### MATERIAL PROVIDED

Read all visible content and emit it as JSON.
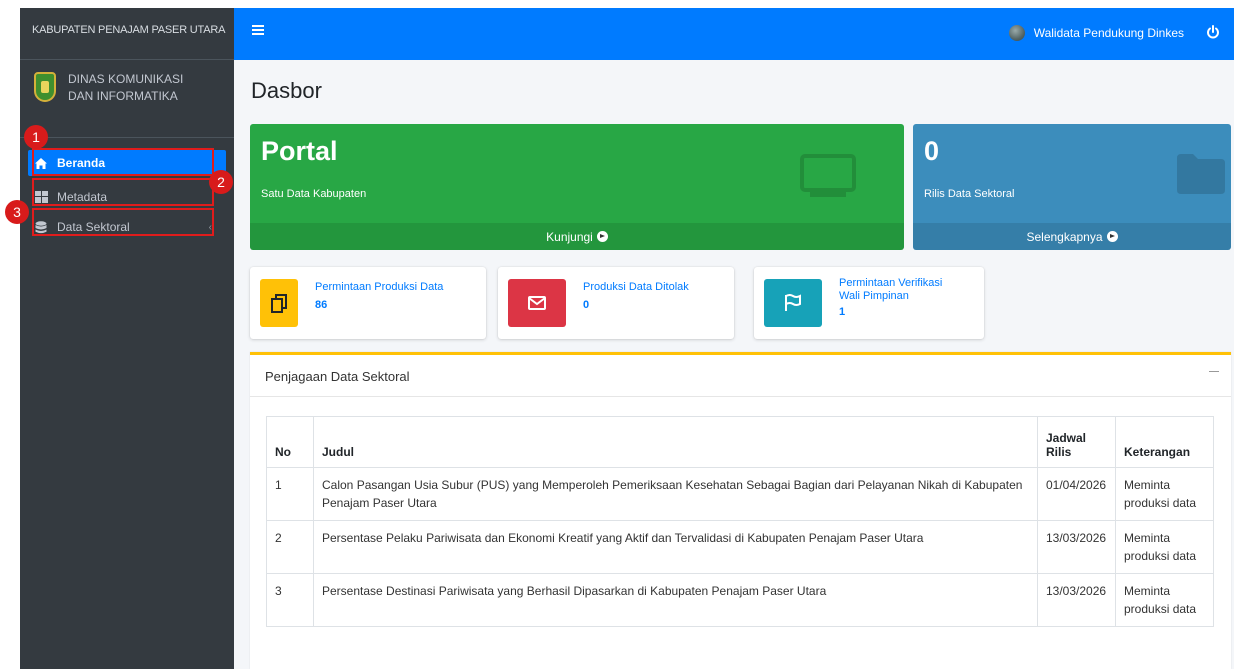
{
  "sidebar": {
    "brand": "KABUPATEN PENAJAM PASER UTARA",
    "org_line1": "DINAS KOMUNIKASI",
    "org_line2": "DAN INFORMATIKA",
    "items": [
      {
        "label": "Beranda",
        "icon": "home-icon"
      },
      {
        "label": "Metadata",
        "icon": "table-icon"
      },
      {
        "label": "Data Sektoral",
        "icon": "database-icon"
      }
    ]
  },
  "callouts": [
    "1",
    "2",
    "3"
  ],
  "topbar": {
    "user_name": "Walidata Pendukung Dinkes"
  },
  "page_title": "Dasbor",
  "portal_box": {
    "title": "Portal",
    "subtitle": "Satu Data Kabupaten",
    "link": "Kunjungi"
  },
  "rilis_box": {
    "count": "0",
    "subtitle": "Rilis Data Sektoral",
    "link": "Selengkapnya"
  },
  "info_boxes": [
    {
      "label": "Permintaan Produksi Data",
      "value": "86",
      "color": "#ffc107",
      "icon": "copy-icon"
    },
    {
      "label": "Produksi Data Ditolak",
      "value": "0",
      "color": "#dc3545",
      "icon": "envelope-icon"
    },
    {
      "label_line1": "Permintaan Verifikasi",
      "label_line2": "Wali Pimpinan",
      "value": "1",
      "color": "#17a2b8",
      "icon": "flag-icon"
    }
  ],
  "card": {
    "title": "Penjagaan Data Sektoral",
    "columns": {
      "no": "No",
      "judul": "Judul",
      "jadwal_line1": "Jadwal",
      "jadwal_line2": "Rilis",
      "keterangan": "Keterangan"
    },
    "rows": [
      {
        "no": "1",
        "judul": "Calon Pasangan Usia Subur (PUS) yang Memperoleh Pemeriksaan Kesehatan Sebagai Bagian dari Pelayanan Nikah di Kabupaten Penajam Paser Utara",
        "jadwal": "01/04/2026",
        "keterangan": "Meminta produksi data"
      },
      {
        "no": "2",
        "judul": "Persentase Pelaku Pariwisata dan Ekonomi Kreatif yang Aktif dan Tervalidasi di Kabupaten Penajam Paser Utara",
        "jadwal": "13/03/2026",
        "keterangan": "Meminta produksi data"
      },
      {
        "no": "3",
        "judul": "Persentase Destinasi Pariwisata yang Berhasil Dipasarkan di Kabupaten Penajam Paser Utara",
        "jadwal": "13/03/2026",
        "keterangan": "Meminta produksi data"
      }
    ]
  },
  "colors": {
    "sidebar_bg": "#343a40",
    "primary": "#007bff",
    "green": "#28a745",
    "blue_box": "#3c8dbc",
    "callout": "#d81b1b"
  }
}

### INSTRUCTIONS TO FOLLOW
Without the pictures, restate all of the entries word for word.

### FINAL ANSWER
Read all visible content and emit it as JSON.
{
  "sidebar": {
    "brand": "KABUPATEN PENAJAM PASER UTARA",
    "org_line1": "DINAS KOMUNIKASI",
    "org_line2": "DAN INFORMATIKA",
    "items": [
      {
        "label": "Beranda",
        "icon": "home-icon"
      },
      {
        "label": "Metadata",
        "icon": "table-icon"
      },
      {
        "label": "Data Sektoral",
        "icon": "database-icon"
      }
    ]
  },
  "callouts": [
    "1",
    "2",
    "3"
  ],
  "topbar": {
    "user_name": "Walidata Pendukung Dinkes"
  },
  "page_title": "Dasbor",
  "portal_box": {
    "title": "Portal",
    "subtitle": "Satu Data Kabupaten",
    "link": "Kunjungi"
  },
  "rilis_box": {
    "count": "0",
    "subtitle": "Rilis Data Sektoral",
    "link": "Selengkapnya"
  },
  "info_boxes": [
    {
      "label": "Permintaan Produksi Data",
      "value": "86",
      "color": "#ffc107",
      "icon": "copy-icon"
    },
    {
      "label": "Produksi Data Ditolak",
      "value": "0",
      "color": "#dc3545",
      "icon": "envelope-icon"
    },
    {
      "label_line1": "Permintaan Verifikasi",
      "label_line2": "Wali Pimpinan",
      "value": "1",
      "color": "#17a2b8",
      "icon": "flag-icon"
    }
  ],
  "card": {
    "title": "Penjagaan Data Sektoral",
    "columns": {
      "no": "No",
      "judul": "Judul",
      "jadwal_line1": "Jadwal",
      "jadwal_line2": "Rilis",
      "keterangan": "Keterangan"
    },
    "rows": [
      {
        "no": "1",
        "judul": "Calon Pasangan Usia Subur (PUS) yang Memperoleh Pemeriksaan Kesehatan Sebagai Bagian dari Pelayanan Nikah di Kabupaten Penajam Paser Utara",
        "jadwal": "01/04/2026",
        "keterangan": "Meminta produksi data"
      },
      {
        "no": "2",
        "judul": "Persentase Pelaku Pariwisata dan Ekonomi Kreatif yang Aktif dan Tervalidasi di Kabupaten Penajam Paser Utara",
        "jadwal": "13/03/2026",
        "keterangan": "Meminta produksi data"
      },
      {
        "no": "3",
        "judul": "Persentase Destinasi Pariwisata yang Berhasil Dipasarkan di Kabupaten Penajam Paser Utara",
        "jadwal": "13/03/2026",
        "keterangan": "Meminta produksi data"
      }
    ]
  },
  "colors": {
    "sidebar_bg": "#343a40",
    "primary": "#007bff",
    "green": "#28a745",
    "blue_box": "#3c8dbc",
    "callout": "#d81b1b"
  }
}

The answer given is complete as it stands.